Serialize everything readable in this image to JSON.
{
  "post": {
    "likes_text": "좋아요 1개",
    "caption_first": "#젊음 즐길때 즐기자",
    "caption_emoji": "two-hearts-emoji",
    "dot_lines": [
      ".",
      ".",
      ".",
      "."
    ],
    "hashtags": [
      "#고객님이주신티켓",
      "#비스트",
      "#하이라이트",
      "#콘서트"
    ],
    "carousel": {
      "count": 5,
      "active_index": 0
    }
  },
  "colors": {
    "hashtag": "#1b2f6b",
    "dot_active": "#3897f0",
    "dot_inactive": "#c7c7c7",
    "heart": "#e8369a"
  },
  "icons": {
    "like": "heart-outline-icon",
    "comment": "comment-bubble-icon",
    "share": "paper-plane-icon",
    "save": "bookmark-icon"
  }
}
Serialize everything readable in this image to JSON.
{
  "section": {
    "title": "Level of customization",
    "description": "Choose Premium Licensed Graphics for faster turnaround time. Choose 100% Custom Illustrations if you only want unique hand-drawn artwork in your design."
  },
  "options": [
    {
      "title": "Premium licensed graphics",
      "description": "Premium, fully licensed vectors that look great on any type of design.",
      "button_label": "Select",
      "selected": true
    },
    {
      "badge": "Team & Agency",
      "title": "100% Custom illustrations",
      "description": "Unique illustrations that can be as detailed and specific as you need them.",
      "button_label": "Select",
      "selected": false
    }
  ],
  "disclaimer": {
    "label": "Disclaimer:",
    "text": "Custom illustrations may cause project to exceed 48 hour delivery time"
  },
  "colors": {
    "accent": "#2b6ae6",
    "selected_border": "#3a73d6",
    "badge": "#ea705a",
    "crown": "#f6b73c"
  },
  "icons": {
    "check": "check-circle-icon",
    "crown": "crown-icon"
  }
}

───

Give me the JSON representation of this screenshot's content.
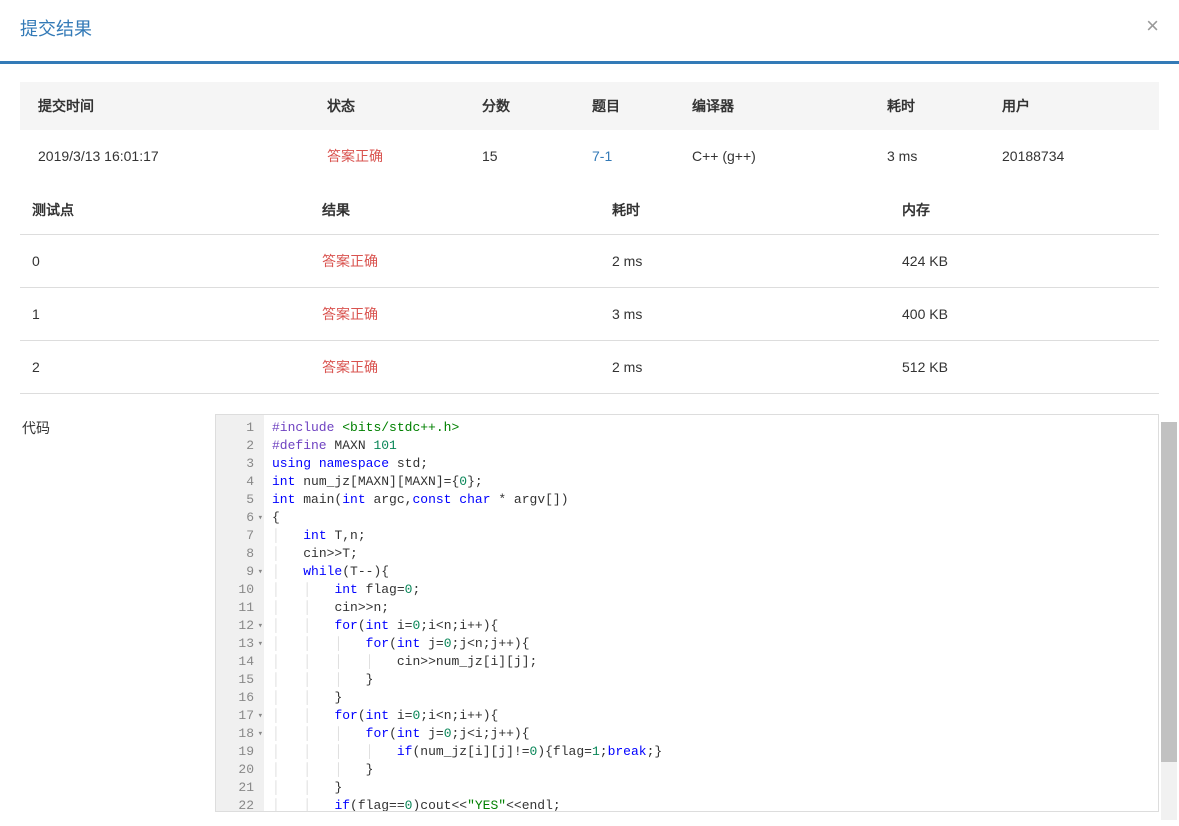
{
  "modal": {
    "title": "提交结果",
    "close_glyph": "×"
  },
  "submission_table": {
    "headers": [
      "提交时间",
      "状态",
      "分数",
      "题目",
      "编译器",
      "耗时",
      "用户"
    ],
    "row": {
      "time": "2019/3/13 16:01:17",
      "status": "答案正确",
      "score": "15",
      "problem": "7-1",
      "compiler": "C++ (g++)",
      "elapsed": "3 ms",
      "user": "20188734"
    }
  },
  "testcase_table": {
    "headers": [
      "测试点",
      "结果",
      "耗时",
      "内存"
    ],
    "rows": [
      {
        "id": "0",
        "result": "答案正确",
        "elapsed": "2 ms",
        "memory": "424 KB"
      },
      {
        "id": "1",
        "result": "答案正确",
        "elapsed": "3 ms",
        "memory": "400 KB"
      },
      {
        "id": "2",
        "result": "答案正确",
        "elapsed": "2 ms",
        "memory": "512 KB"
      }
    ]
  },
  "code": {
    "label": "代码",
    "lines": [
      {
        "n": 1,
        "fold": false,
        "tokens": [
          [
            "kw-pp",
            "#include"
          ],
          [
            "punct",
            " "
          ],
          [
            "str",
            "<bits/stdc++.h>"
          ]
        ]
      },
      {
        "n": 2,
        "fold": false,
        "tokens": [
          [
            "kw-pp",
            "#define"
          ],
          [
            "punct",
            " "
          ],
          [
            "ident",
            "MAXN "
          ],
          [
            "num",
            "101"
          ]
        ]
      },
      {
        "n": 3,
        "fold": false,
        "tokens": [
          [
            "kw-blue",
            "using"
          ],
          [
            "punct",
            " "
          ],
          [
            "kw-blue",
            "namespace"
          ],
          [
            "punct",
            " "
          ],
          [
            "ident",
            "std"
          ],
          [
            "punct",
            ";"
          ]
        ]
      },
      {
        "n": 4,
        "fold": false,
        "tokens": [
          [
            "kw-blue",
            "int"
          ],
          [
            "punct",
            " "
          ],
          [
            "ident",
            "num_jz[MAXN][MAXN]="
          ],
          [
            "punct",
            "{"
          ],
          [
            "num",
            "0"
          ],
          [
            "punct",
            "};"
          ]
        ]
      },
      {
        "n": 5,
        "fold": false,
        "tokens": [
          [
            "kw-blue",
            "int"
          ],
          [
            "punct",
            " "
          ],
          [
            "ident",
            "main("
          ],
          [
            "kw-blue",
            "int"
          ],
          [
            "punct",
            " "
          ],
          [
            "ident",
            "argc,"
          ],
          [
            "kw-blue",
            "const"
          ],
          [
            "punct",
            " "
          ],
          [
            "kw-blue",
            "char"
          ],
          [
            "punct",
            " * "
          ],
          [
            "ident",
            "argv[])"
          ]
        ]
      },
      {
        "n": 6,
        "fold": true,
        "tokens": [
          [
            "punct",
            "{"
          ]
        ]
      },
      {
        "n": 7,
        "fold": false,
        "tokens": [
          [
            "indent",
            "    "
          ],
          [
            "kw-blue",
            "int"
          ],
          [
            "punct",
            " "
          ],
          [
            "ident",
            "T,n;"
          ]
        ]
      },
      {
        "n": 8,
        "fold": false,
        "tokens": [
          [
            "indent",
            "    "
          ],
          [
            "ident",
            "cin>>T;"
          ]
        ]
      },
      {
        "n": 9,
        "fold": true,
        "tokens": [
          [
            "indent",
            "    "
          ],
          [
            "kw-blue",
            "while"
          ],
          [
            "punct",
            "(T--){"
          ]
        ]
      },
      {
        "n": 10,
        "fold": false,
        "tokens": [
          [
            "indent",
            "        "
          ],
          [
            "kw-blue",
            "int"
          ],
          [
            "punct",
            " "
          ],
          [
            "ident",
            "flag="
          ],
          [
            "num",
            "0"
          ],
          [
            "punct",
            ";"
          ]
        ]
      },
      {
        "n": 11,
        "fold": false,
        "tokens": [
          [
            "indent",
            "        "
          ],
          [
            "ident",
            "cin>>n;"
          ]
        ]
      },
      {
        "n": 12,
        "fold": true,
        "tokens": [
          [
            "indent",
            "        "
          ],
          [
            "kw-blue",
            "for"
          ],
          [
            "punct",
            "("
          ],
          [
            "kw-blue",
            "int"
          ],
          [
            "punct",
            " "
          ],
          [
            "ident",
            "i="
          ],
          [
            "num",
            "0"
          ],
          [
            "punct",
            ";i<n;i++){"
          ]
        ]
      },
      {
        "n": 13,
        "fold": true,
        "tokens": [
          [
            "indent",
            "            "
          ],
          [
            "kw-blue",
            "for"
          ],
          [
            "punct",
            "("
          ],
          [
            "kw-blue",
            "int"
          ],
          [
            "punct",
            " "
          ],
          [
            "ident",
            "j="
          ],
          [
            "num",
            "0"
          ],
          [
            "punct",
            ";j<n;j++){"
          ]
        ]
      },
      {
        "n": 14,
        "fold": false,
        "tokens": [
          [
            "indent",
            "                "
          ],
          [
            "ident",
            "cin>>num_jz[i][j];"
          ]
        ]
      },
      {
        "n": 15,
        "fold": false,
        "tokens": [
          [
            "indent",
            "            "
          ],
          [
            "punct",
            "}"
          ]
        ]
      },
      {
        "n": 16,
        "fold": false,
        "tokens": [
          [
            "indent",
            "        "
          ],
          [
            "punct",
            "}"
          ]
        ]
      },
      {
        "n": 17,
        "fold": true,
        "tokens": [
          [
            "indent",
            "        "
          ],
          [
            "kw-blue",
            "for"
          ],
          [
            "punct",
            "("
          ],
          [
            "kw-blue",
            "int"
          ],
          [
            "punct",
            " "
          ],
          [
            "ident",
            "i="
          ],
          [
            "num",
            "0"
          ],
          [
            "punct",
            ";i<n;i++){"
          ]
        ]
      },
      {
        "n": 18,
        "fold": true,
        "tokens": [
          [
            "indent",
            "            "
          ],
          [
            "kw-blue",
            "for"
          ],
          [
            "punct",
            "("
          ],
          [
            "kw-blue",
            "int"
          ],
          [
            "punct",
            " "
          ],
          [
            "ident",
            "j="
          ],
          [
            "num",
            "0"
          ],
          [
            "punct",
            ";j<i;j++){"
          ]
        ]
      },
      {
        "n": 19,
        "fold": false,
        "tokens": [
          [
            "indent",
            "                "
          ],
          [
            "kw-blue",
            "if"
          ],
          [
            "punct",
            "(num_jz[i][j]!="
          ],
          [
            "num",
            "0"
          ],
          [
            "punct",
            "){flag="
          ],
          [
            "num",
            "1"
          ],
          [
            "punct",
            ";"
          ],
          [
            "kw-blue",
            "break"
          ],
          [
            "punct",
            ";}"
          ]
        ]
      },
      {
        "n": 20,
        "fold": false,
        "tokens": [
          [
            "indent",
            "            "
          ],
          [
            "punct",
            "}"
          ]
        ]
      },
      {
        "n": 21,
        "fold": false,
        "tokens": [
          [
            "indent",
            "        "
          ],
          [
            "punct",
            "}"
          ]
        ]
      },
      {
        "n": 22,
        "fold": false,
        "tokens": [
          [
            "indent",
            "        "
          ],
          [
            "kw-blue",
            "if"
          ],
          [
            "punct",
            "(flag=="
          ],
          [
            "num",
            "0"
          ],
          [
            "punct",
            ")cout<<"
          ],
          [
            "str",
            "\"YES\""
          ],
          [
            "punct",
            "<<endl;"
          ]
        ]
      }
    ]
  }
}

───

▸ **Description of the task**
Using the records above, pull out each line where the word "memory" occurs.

▸ **Result of this task**
        "memory": "424 KB"
        "memory": "400 KB"
        "memory": "512 KB"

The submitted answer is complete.